The Mond deal is the first in a series of planned acquisitions to expand TDG’s geographical footprint in western Europe. The company has prioritised the fast-growing packed and speciality chemicals sector and is looking for further capability in either the Benelux region or in Iberia. TDG has just opened a new warehouse in Barcelona, Spain, and Garman says that several customers are interested in working with TDG there.
European chemicals now accounts for a quarter of TDG’s overall business. Garman has expanded turnover from £80m a few years ago to more than £123m in 2005. ‘We have a good track record in chemicals,’ says Garman. ‘Over the past five years we have raised sales by a compound 7%/year and earnings by 12%/year.’
TDG is split into five divisions over six countries and has more than 100 sites. It is no surprise then that Garman spends only a day and a half every week in his central London office. He travels extensively around the UK, as well as to Ireland, Belgium and the Netherlands, meeting potential and existing customers. He also makes occasional trips to the US and to Asia.
Garman says that his priority over the next three years is to move the business forward ‘more measurably’ through a combination of contract logistics, supply chain management and bolt-on acquisitions.
With more than £10m in net cash and £130m in net assets, TDG is well placed for more deals. ‘Operationally, we are a well-run business with a strong cash flow and a balance sheet that many people would envy,’ he says.
Garman says that the European logistics industry is being challenged on several fronts.
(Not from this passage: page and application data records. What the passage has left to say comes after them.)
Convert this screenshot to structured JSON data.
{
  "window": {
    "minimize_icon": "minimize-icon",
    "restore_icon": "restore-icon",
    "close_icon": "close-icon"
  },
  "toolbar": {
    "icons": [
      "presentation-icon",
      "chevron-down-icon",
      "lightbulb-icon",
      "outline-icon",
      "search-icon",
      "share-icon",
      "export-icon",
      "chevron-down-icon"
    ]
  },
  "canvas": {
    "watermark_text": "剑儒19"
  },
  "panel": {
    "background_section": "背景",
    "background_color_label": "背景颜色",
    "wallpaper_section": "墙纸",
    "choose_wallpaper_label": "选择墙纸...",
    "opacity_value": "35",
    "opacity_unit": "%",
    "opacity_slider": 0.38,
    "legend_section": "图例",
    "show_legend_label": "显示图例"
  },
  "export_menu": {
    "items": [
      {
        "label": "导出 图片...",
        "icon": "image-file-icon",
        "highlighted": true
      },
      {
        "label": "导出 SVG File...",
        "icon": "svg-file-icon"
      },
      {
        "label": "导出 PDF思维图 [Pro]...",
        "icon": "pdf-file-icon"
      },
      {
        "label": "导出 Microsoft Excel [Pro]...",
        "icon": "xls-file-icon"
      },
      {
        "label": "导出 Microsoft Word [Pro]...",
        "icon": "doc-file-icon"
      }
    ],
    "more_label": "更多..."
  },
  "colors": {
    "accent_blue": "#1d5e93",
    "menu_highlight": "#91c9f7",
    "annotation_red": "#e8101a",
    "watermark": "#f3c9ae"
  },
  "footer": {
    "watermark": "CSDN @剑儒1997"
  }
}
Margins continue to be under pressure from high costs, customers are increasingly demanding more capability but are reluctant to pay for it, and there is an ongoing trend towards consolidation and internationalisation.
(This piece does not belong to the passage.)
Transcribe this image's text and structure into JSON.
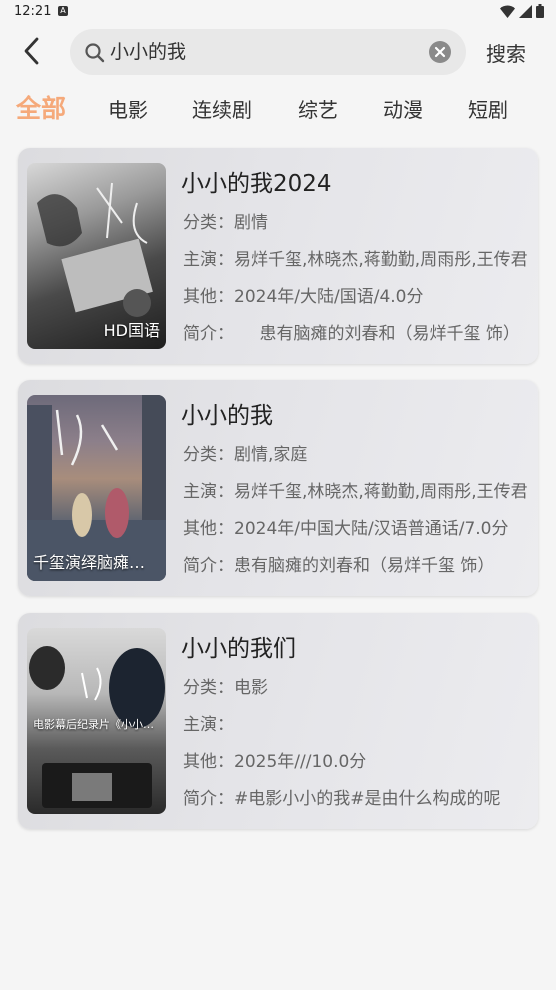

‘You are expected to be, at the very least, a regional player now,’ says Garman. He believes that although the pressure remains, consolidation does not provide all the answers.
‘Increasing your scale can strengthen your business model but this is also an industry where customers require responsiveness and agility, which the smaller, more flexible companies can provide.’
It is this agility and flexibility that Garman believes differentiates TDG from its competitors. ‘We can enter into tailor-made agreements and, because we are not so big, our major customers feel that TDG’s senior management is always accessible. We seek to make that flexibility and responsiveness a point of difference for us.’¦
Which three words best describe you?
Positive, developmental and direct.
What is your biggest job challenge?
To grow the company after a period of deliberate consolidation. My remaining challenge is to move the company forward in the areas of contract logistics, supply-chain management and value-added acquisitions.
What are your interests outside work?
I like sport and play tennis, which I’m good at, and golf, which I’m not. Now my children are grown up I can take more time and travel further afield for holidays. I also like going to the cinema and theatre.
If you weren’t working for TDG, what would you be doing?
I was interested in teaching, but it does not pay very well and tends to be undervalued by society these days. As a youngster, I would have liked to be a professional footballer, as I have always played and enjoyed competitive sport. But you need either to be big or like lightning over 100 yards: I am small in stature and a long-distance runner!
What is the best advice you have ever received?
Don’t take yourself too seriously and beware of slipping into arrogance, which is easy to do when you get into senior management. Also, try and retain a sense of humour – it makes the business day much more enjoyable.
For the latest chemical news, data and analysis that directly impacts your business sign up for a free trial to ICIS news - the breaking online news service for the global chemical industry.
Get the facts and analysis behind the headlines from our market leading weekly magazine: sign up to a free trial to ICIS Chemical Business.
Sample issue >>
My Account/Renew >>
Register for online access >>
|ICIS Top 100 Chemical Companies|
|Download the listing here >>|